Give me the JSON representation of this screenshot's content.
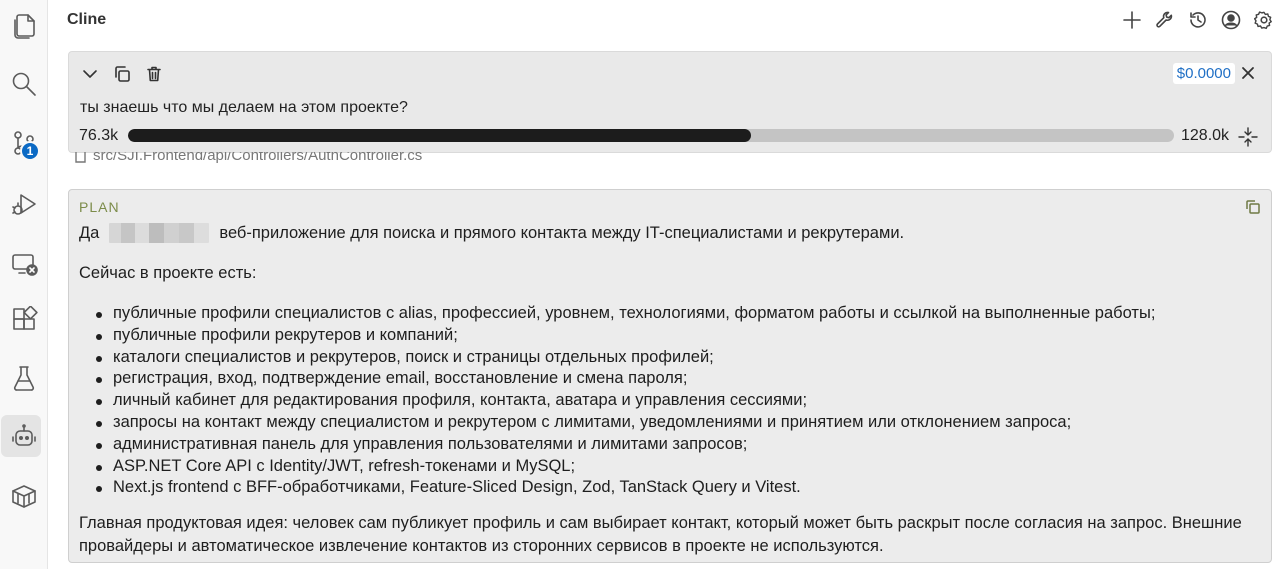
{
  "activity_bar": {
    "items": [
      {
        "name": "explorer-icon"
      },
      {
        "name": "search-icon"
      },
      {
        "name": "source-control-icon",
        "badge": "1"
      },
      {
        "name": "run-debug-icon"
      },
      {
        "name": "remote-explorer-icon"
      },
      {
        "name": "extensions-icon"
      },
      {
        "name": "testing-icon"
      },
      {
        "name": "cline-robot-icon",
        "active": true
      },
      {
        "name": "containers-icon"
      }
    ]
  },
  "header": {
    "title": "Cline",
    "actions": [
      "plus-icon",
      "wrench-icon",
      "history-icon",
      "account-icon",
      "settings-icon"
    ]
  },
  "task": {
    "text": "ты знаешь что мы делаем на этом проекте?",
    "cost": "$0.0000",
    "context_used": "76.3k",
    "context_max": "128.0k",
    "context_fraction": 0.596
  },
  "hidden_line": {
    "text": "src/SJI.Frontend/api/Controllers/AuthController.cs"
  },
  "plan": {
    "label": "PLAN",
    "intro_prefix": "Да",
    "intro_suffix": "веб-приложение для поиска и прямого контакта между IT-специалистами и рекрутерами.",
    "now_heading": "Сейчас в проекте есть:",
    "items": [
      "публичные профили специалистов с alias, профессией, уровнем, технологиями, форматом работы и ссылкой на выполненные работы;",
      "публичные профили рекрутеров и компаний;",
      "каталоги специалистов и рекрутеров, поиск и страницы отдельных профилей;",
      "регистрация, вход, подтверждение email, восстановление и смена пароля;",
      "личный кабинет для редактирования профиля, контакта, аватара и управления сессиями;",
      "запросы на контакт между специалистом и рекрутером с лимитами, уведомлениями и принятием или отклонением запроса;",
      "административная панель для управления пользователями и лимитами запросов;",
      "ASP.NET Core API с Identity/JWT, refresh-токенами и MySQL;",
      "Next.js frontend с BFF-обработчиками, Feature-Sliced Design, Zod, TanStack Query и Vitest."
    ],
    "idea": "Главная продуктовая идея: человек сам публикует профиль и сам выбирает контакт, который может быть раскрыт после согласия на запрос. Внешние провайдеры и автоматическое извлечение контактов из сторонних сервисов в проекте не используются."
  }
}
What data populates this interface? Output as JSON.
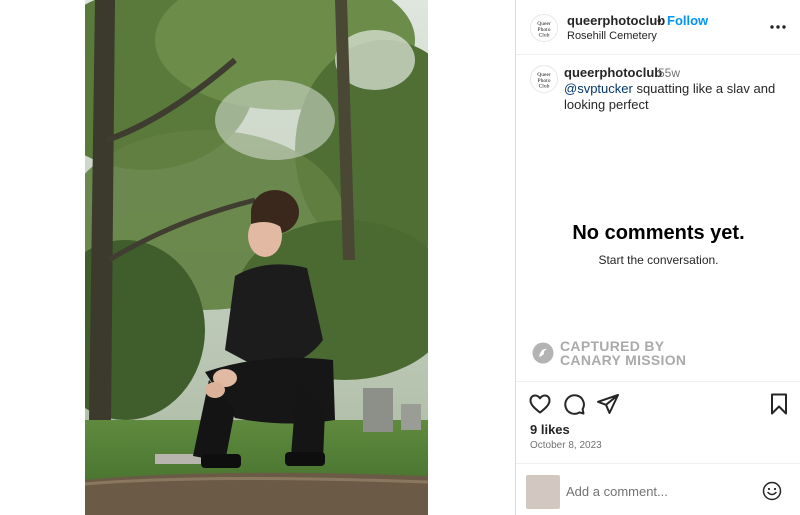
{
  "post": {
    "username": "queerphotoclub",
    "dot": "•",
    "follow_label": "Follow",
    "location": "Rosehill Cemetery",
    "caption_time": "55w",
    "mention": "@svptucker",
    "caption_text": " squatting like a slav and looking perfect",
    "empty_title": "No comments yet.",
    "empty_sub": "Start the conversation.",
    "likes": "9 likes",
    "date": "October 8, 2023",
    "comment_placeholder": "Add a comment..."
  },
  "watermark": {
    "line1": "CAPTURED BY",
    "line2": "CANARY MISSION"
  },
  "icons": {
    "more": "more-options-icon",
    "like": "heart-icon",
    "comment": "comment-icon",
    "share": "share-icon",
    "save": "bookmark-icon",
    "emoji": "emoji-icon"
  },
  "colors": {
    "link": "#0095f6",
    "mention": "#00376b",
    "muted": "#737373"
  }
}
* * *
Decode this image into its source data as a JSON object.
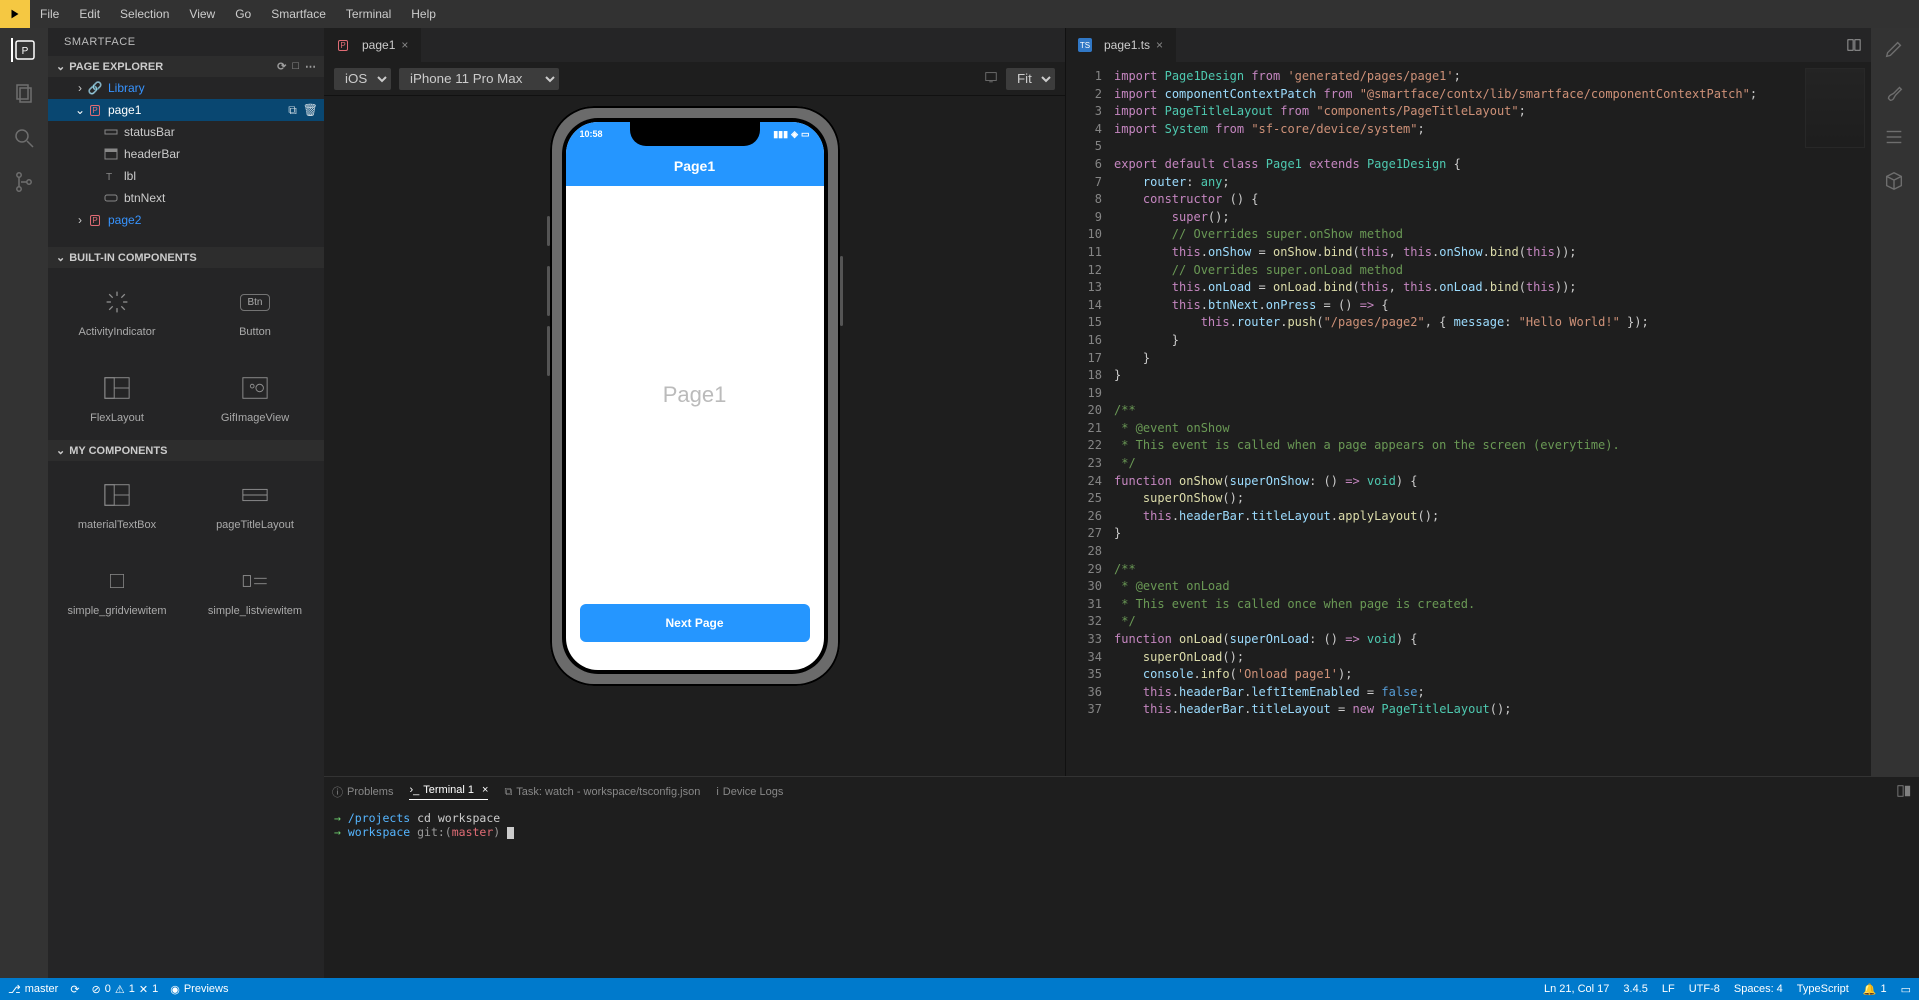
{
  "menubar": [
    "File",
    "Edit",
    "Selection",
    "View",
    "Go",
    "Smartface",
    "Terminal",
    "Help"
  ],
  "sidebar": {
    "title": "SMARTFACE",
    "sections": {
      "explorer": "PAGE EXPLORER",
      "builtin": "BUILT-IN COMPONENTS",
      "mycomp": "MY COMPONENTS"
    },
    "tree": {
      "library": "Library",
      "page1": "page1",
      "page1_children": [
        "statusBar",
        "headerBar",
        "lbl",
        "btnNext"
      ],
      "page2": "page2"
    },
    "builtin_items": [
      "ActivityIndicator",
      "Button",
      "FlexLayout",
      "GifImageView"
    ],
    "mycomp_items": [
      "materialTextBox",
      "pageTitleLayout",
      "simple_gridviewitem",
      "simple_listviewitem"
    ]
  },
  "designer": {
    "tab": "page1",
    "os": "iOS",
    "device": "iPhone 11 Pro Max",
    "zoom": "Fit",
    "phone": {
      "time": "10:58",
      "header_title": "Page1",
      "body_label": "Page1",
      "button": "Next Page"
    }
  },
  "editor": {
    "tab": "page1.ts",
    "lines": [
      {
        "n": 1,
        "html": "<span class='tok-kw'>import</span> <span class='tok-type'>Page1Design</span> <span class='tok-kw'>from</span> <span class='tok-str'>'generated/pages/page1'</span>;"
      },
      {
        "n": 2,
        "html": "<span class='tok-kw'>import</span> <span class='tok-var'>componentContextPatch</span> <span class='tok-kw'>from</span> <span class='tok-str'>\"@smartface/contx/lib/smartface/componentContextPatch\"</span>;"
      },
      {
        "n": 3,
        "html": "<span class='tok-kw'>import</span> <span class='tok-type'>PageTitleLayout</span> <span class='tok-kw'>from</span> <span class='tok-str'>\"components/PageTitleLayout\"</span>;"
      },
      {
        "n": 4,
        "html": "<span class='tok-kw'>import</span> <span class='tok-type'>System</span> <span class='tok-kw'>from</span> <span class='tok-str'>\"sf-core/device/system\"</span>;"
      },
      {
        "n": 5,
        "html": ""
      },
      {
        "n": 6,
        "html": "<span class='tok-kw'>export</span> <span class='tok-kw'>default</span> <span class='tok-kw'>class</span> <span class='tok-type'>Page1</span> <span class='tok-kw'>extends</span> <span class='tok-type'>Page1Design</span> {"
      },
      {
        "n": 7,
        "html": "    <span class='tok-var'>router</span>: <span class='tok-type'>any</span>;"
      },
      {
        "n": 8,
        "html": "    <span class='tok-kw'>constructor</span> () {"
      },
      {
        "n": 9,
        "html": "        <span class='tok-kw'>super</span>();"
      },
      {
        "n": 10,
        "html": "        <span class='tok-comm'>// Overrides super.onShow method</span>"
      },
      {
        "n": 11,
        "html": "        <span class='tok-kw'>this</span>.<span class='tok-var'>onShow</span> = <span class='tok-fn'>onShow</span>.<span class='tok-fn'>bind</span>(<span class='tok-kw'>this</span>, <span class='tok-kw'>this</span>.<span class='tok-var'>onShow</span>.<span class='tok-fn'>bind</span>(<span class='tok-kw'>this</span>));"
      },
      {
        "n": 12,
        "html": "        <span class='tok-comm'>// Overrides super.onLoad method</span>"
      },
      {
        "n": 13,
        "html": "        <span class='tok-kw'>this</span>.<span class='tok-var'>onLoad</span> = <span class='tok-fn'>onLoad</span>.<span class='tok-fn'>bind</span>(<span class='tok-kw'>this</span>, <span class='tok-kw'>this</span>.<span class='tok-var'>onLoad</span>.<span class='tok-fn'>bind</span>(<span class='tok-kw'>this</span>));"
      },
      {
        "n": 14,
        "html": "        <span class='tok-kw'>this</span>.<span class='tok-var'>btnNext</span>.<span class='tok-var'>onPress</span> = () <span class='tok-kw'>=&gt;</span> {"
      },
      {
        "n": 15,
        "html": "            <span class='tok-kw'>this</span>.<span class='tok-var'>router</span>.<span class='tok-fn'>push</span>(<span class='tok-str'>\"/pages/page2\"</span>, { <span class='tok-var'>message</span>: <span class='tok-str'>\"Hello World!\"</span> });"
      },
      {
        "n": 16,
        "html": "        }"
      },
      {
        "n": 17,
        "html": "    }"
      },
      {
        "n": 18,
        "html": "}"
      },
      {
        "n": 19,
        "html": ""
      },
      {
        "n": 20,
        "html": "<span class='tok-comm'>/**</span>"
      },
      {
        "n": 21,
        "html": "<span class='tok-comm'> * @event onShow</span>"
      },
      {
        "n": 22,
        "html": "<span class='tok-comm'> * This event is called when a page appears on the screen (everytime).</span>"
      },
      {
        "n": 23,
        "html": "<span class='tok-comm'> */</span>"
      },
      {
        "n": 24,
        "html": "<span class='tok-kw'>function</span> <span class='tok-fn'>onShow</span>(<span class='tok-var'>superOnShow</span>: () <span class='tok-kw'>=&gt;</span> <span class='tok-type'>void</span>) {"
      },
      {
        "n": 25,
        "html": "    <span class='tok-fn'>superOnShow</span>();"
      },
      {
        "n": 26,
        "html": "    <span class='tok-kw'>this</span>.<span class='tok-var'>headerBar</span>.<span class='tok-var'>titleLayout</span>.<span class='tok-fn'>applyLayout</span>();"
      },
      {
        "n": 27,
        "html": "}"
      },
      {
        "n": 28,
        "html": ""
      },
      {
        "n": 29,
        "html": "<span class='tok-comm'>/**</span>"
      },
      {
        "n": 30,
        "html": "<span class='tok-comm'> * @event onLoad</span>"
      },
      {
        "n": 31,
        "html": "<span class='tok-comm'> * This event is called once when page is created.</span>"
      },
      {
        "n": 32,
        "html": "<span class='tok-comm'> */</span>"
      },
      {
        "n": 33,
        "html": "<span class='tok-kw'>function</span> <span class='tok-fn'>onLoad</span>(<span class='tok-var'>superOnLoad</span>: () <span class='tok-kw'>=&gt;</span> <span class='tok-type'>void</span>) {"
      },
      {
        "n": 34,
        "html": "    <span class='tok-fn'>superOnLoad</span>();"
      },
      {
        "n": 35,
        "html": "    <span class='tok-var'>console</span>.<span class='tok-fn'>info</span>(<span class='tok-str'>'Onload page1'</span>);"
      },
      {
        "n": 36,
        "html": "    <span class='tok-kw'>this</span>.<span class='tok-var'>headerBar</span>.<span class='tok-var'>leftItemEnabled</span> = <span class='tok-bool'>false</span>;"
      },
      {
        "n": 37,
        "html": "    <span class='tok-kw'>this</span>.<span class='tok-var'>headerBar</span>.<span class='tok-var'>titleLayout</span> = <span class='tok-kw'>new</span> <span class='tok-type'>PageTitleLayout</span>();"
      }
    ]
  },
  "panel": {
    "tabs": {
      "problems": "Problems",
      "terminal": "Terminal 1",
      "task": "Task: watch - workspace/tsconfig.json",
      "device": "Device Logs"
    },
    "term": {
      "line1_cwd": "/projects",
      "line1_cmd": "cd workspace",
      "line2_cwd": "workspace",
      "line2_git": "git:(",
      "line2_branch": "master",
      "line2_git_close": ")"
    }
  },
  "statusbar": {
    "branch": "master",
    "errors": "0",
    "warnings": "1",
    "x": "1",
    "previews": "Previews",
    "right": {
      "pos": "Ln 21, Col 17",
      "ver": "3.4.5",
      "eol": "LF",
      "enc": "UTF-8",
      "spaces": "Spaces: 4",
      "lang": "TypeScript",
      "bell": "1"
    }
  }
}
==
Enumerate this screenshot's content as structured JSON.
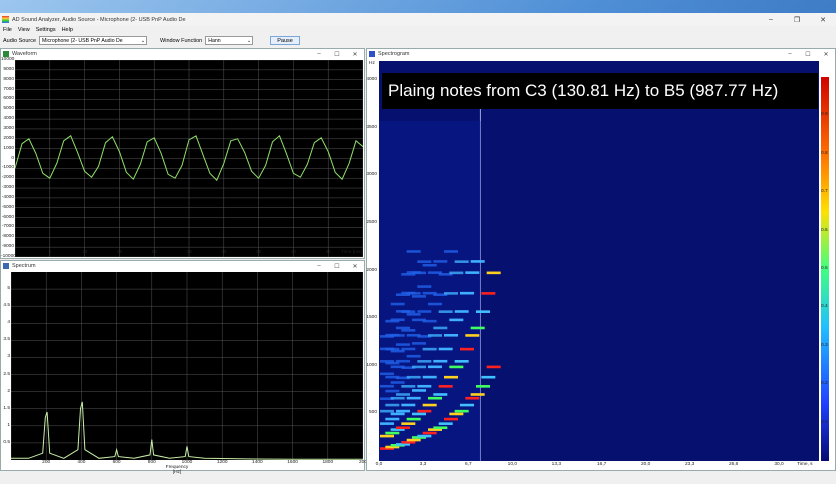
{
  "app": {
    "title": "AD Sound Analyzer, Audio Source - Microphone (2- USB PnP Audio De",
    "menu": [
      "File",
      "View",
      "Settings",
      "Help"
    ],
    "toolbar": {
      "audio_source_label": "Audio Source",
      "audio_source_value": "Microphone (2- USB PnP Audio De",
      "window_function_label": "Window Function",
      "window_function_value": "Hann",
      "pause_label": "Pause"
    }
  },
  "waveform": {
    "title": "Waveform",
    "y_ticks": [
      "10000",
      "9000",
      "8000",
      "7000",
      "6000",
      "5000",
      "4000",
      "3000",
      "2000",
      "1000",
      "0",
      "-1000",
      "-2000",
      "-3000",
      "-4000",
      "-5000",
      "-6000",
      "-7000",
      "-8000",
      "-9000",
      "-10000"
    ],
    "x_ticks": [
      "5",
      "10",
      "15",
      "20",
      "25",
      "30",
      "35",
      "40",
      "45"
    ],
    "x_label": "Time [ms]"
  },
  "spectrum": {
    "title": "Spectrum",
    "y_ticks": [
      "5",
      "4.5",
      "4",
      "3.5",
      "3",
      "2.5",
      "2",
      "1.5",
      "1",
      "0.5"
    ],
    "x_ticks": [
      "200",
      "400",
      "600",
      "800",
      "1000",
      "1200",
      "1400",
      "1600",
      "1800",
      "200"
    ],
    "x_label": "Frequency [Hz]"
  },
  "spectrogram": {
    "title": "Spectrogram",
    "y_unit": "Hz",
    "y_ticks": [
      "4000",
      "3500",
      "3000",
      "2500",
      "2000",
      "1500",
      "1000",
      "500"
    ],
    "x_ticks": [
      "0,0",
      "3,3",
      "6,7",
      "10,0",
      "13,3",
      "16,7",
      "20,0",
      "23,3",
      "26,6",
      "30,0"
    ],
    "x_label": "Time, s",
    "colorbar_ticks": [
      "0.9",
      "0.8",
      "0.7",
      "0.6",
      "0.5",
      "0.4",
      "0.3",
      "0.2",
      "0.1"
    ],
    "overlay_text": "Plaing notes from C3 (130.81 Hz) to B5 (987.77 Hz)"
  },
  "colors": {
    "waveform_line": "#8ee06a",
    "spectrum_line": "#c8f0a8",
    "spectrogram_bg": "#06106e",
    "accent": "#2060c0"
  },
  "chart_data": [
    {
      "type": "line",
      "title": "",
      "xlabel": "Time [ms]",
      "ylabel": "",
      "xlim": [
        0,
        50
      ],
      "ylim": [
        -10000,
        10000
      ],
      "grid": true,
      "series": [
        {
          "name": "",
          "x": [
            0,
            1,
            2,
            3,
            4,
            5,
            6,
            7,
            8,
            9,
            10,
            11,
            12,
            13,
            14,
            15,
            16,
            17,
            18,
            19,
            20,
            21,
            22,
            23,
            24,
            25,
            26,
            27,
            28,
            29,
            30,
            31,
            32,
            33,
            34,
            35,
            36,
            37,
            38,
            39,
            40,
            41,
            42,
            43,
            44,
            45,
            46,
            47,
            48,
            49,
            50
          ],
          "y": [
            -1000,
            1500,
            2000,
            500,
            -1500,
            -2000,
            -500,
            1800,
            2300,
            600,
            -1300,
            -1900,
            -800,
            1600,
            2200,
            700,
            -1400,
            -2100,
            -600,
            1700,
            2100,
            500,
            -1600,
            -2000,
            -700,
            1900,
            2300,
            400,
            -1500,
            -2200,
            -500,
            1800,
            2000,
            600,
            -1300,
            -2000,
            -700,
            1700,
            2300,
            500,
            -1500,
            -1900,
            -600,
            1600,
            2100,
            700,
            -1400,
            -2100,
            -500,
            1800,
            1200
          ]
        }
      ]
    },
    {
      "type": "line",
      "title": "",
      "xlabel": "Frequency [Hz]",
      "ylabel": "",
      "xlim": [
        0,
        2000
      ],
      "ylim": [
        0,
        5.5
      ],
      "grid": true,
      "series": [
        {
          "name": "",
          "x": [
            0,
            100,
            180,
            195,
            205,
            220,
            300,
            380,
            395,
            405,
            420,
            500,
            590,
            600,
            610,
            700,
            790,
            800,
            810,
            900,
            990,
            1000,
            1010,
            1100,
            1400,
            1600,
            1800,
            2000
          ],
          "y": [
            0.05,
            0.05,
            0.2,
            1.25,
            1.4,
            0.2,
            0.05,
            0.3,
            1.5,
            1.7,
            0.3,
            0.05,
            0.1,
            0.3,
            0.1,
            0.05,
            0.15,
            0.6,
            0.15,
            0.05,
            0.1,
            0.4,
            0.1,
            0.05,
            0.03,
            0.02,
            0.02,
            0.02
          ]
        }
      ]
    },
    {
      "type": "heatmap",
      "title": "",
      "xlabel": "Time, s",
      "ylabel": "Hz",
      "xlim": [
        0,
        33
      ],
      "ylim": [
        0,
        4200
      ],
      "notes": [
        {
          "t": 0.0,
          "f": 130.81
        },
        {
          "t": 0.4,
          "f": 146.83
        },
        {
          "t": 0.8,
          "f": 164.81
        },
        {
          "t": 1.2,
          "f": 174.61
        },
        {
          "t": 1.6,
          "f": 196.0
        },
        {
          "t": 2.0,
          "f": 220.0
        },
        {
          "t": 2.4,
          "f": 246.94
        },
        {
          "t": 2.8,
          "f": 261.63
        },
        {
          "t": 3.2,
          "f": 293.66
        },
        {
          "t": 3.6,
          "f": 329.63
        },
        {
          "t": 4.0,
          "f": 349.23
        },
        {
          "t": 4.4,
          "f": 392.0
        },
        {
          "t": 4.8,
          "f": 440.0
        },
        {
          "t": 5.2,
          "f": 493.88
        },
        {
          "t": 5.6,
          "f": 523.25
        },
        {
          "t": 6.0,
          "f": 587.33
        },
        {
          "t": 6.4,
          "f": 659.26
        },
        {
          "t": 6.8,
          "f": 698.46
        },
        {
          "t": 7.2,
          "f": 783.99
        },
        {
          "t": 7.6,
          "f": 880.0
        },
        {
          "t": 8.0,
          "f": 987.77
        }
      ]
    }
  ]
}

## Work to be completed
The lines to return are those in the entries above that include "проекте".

## Your response
    "text": "ты знаешь что мы делаем на этом проекте?",
    "now_heading": "Сейчас в проекте есть:",
    "idea": "Главная продуктовая идея: человек сам публикует профиль и сам выбирает контакт, который может быть раскрыт после согласия на запрос. Внешние провайдеры и автоматическое извлечение контактов из сторонних сервисов в проекте не используются."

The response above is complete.